%%

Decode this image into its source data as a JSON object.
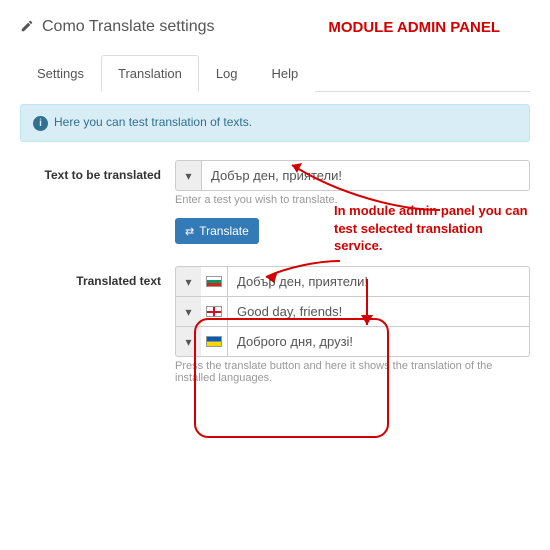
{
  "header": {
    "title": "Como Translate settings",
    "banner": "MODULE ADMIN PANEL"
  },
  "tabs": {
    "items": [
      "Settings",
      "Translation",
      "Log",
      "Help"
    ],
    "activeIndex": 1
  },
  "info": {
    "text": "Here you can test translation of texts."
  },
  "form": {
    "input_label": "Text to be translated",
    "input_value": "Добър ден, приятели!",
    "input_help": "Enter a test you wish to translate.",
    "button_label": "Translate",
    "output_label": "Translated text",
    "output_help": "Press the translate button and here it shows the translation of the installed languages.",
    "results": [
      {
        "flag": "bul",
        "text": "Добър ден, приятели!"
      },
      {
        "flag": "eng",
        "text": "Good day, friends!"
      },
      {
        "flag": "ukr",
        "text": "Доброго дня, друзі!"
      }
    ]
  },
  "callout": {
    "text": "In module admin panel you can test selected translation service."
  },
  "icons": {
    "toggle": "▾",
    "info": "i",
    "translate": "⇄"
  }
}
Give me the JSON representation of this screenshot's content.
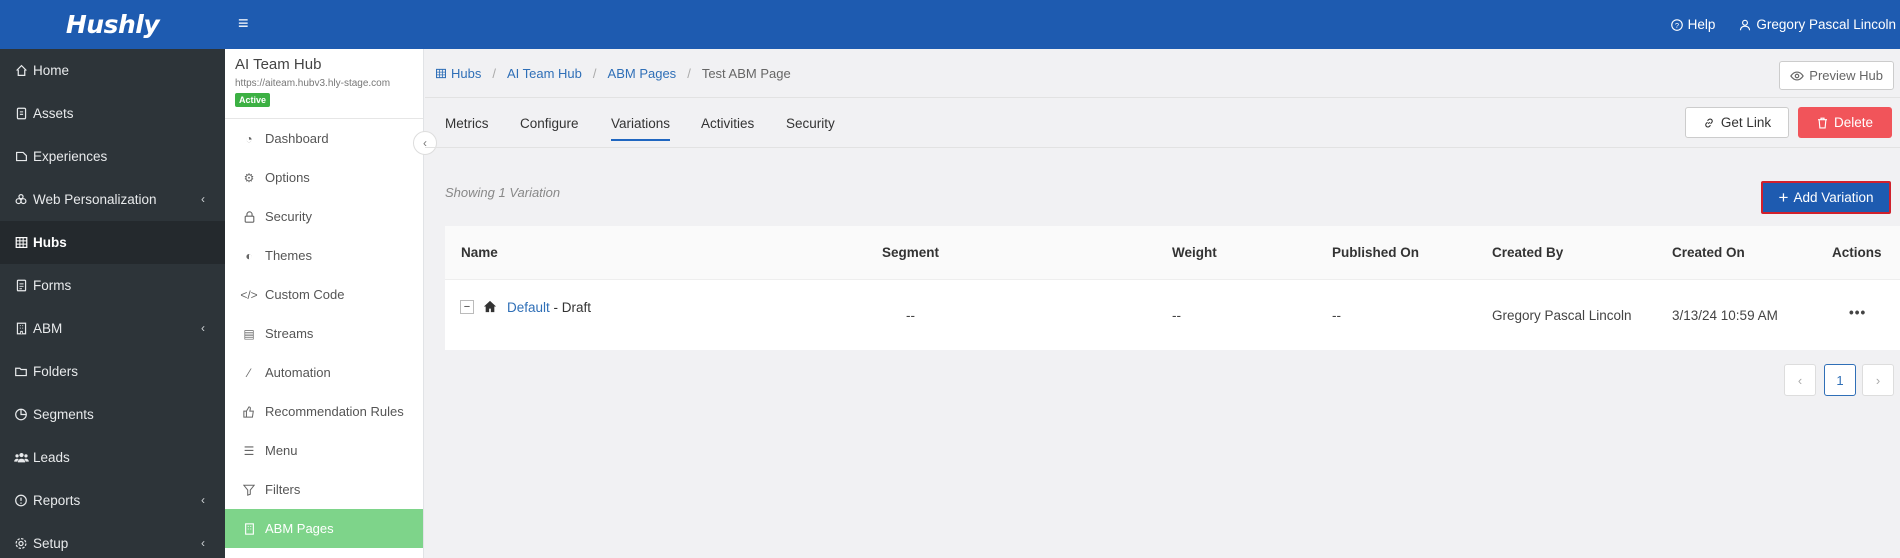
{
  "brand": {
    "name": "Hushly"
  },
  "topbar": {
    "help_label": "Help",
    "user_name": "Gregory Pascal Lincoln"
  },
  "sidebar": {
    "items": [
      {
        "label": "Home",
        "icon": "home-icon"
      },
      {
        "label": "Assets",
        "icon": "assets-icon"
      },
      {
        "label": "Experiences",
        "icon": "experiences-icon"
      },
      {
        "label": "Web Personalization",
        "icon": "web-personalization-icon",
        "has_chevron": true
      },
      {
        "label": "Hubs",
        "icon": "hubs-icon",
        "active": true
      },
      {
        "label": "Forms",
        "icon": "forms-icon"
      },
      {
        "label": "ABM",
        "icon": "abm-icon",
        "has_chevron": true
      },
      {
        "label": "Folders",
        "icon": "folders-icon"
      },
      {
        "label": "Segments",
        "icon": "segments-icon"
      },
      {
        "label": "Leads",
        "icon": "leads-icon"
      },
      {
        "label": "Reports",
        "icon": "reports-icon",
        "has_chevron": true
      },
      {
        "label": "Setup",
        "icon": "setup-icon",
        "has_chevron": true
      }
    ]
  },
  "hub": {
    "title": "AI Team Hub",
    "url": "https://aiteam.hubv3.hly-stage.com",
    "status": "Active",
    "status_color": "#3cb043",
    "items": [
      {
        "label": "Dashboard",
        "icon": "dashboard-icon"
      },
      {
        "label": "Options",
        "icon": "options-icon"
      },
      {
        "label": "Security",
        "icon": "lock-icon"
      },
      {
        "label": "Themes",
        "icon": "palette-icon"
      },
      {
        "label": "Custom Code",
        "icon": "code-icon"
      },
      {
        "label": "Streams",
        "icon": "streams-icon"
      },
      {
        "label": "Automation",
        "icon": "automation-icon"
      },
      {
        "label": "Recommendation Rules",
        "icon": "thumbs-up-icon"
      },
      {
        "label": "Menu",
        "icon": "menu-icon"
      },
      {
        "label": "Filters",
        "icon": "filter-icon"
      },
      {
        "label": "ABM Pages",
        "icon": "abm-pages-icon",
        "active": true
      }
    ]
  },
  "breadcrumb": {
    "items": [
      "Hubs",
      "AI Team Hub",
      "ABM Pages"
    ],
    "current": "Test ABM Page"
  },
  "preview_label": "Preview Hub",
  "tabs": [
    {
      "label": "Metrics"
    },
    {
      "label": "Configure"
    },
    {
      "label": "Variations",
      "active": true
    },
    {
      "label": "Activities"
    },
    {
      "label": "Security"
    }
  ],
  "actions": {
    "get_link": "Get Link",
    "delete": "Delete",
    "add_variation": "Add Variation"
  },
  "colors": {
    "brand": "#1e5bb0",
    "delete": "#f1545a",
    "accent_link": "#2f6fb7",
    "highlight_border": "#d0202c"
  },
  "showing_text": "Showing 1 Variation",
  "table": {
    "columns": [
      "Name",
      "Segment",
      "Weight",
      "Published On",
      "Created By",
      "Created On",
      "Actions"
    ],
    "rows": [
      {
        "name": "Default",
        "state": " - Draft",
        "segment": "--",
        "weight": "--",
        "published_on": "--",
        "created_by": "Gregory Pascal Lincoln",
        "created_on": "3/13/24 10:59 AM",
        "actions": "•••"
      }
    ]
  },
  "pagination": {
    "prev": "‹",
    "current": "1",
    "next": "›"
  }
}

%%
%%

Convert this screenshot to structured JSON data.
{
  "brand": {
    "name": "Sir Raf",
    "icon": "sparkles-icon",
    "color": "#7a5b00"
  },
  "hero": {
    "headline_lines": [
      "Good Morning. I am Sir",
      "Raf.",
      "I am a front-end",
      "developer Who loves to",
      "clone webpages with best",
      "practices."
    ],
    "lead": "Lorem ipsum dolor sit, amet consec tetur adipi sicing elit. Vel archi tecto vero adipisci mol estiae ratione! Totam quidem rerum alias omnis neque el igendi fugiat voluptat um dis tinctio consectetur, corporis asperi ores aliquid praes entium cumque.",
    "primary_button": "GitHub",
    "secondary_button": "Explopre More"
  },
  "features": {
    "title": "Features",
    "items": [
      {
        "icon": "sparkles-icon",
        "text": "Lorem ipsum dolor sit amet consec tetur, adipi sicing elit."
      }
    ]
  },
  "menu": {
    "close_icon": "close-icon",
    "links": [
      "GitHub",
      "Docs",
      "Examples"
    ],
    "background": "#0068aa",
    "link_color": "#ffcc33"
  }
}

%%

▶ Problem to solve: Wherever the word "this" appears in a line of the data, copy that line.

▶ Task answer:
Decode this image into its source data as a JSON object.
Give me the JSON representation of this screenshot's content.
Convert this screenshot to structured JSON data.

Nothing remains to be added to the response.